Perhaps the most common mantra I chanted was, “I don’t care what you think, I care deeply that you think.” Contrary to what many people think, an overwhelming amount of education involves massive memorization and minimal original thought. I preferred the Socratic method of teaching, which involved asking students what they thought about reading assignments, and literature cited. If what they thought was their prerogative, what their eventual life-style, career choice or spiritual path (if any) was even more so.
Most students went on to become doctors, lawyers, teachers, nurses, engineers, architects, social workers, psychologists, biologists, house-wives (or house-husbands) and several became ministers, pastors and priests.

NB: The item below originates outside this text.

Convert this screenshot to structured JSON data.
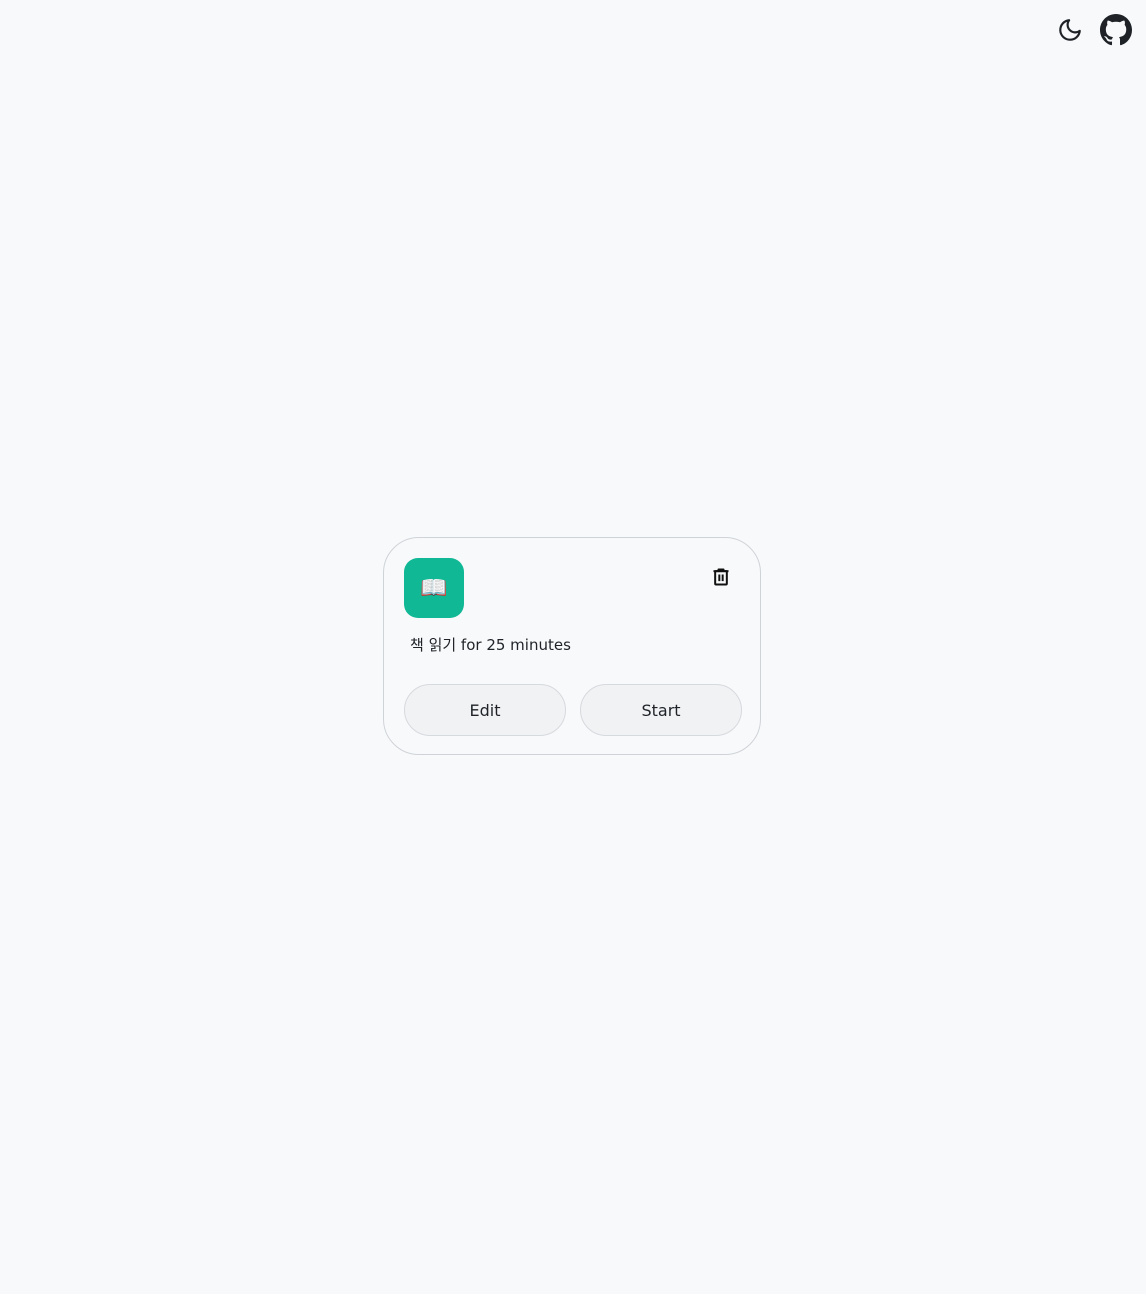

Wayne Neller is a Choctaw Nation/St. Helena Native. He attended local schools and after graduating from St. Helena High School, became an Episcopal priest, ecumenical pastor, substance-abuse counselor and author of several Christian evangelical programs. However, chapter 29 “Wayne” was not featured as a veiled form of evangelism, but as an extraordinary example of what one student experienced. For all I know, he might have become a lawyer, Buddhist monk, Sufi guru, or Native American Shaman. This, however, was his path and may or may not resonate with others.
When I began scribbling down the first stories, the thought that they might end up in book form never entered my mind. The plan was to collect some of the best stories and take them to Kinko’s and print 9 copies, one for each grandchild to read later. By a very strange synchronicity, ex-colleague Linda Wiliamson reentered my life and asked to see my scribblings. Amazingly, she tamed the beast, corrected many errors, reorganized the chapter sequence and produced something that Outskirts Press wanted to publish.
However, when the time came to submit Linda’s carefully edited manuscript, chapter 29, simply titled, Wayne, became problematic. I had major concerns about whether to include it or not. I sent final drafts of the chapter to friends who I knew were believers, non-believers and religious fence sitters. This list included the owner of a bookstore, high school English and humanities teachers and my support team. Shockingly, they were unanimous in their feeling that the chapter should be included. I think I was subconsciously hoping that they would discourage me. My battles to add a spiritual dimension to the Biodesign curriculum predicted that including the chapter would automatically cause the book to be banned from reading lists at all public high schools, colleges and universities. However, equally concerning, I worried that potential readers would falsely assume that the book was defined by chapter 29, rather than chapter 29 merely being one of 31 chapters.
I thought I made it clear that I was presenting many ways that people connect Nature with spirituality in a non-preferential manner. When readers of Biodesign Out For A Walk have mentioned that they thought the book was written from a Christian perspective, I didn’t k now if they were being critical or complimentary. I pointed out that quotes and references were used from Judaism, Hinduism, Buddhism, Taoism, Atheism, Secular Humanism, Agnosticism, Pantheism, Shamanism, Sufism and Native American Spirituality. All of these ideas were presented as a spiritual smorgasbord with no intention to influence or recruit students for any particular doctrine or “ism.”
In a discussion with Rabbi David Wolpe, Stephen Jay Gould, Harvard professor and world-renowned anthropologist, ironically borrowed the acronym NOMA from the Catholic Church. NOMA stands for “non-overlapping magesteria.” Gould stated:
“Science and religion are different enterprises and serve different purposes in our lives. Science is a limited domain about discovering facts and religion with other, and perhaps more important, questions such as why we are here and the purpose of the universe, about which science has nothing to say.”
The one area of science that might allow peeks through the wall separating it from religion could be wilderness studies. Great naturalists like Charles Darwin, Alfred Wallace, Gregor Mendel, Louis Agassiz, Henry Thoreau and John Muir saw “God” in many aspects of their work.
In the end, the decision to include the chapter was facilitated by six members of my support team. My wife, my gifted editor and Abraham Maslow, who properly stated that identifying and discussing origins of human spirituality is not tantamount to teaching religion. After walking with John Muir and Loren Eiseley for over 50 years, I can safely say that they would embrace and applaud Wayne’s story.
And finally, Wayne was the most important factor as to whether to include his story or not. He understood well that it might encourage and inspire some readers; he also knew that it could generate anger, ridicule and rejection.
It is remarkable that Wayne heeded Loren Eiseley’s message about the importance of serving others and that he followed John Muir’s model of not worshiping the “Almighty Dollar” and worshiping the “God of all creation.” Wayne’s path was his path and I had nothing more to do with it any more than if he had chosen to be a doctor, lawyer or Indian chief. 😉
In the end, I thought that sharing his story was more important than any possible book sales that I might lose. It was simply the right thing to do. Surprisingly, of all the hundreds of e-mails, Fb comments, messages, letters and notes I have received, not one has been critical or mean-spirited about Wayne’s story.